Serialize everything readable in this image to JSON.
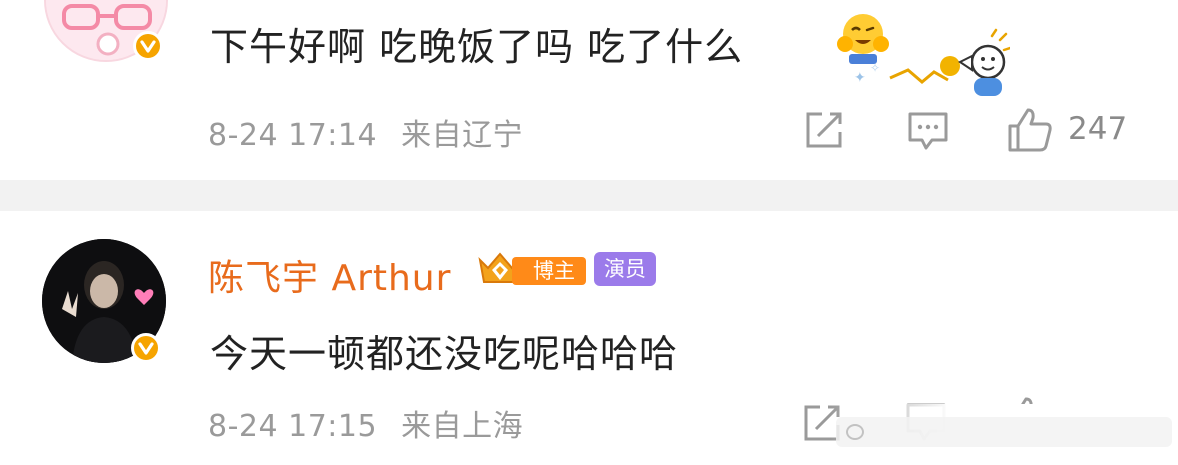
{
  "comments": [
    {
      "text": "下午好啊 吃晚饭了吗 吃了什么",
      "time": "8-24 17:14",
      "location": "来自辽宁",
      "likes": "247",
      "verified": true,
      "emoji": "hug-emoji",
      "sticker": "cheering-stick-figure-sticker"
    },
    {
      "username": "陈飞宇 Arthur",
      "badges": [
        "博主",
        "演员"
      ],
      "text": "今天一顿都还没吃呢哈哈哈",
      "time": "8-24 17:15",
      "location": "来自上海",
      "likes": "",
      "verified": true
    }
  ],
  "icons": {
    "share": "share-icon",
    "comment": "comment-icon",
    "like": "thumbs-up-icon",
    "verified": "verified-v-icon"
  },
  "colors": {
    "username": "#e86b1c",
    "verified_badge": "#f6a400",
    "blogger_badge": "#ff8a18",
    "actor_badge": "#9b7bea",
    "meta_text": "#9a9a9a",
    "separator": "#f2f2f2"
  }
}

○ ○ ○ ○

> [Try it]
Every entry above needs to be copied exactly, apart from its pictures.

> [Solution]
Serialize everything readable in this image to JSON.
{
  "comments": [
    {
      "text": "下午好啊 吃晚饭了吗 吃了什么",
      "time": "8-24 17:14",
      "location": "来自辽宁",
      "likes": "247",
      "verified": true,
      "emoji": "hug-emoji",
      "sticker": "cheering-stick-figure-sticker"
    },
    {
      "username": "陈飞宇 Arthur",
      "badges": [
        "博主",
        "演员"
      ],
      "text": "今天一顿都还没吃呢哈哈哈",
      "time": "8-24 17:15",
      "location": "来自上海",
      "likes": "",
      "verified": true
    }
  ],
  "icons": {
    "share": "share-icon",
    "comment": "comment-icon",
    "like": "thumbs-up-icon",
    "verified": "verified-v-icon"
  },
  "colors": {
    "username": "#e86b1c",
    "verified_badge": "#f6a400",
    "blogger_badge": "#ff8a18",
    "actor_badge": "#9b7bea",
    "meta_text": "#9a9a9a",
    "separator": "#f2f2f2"
  }
}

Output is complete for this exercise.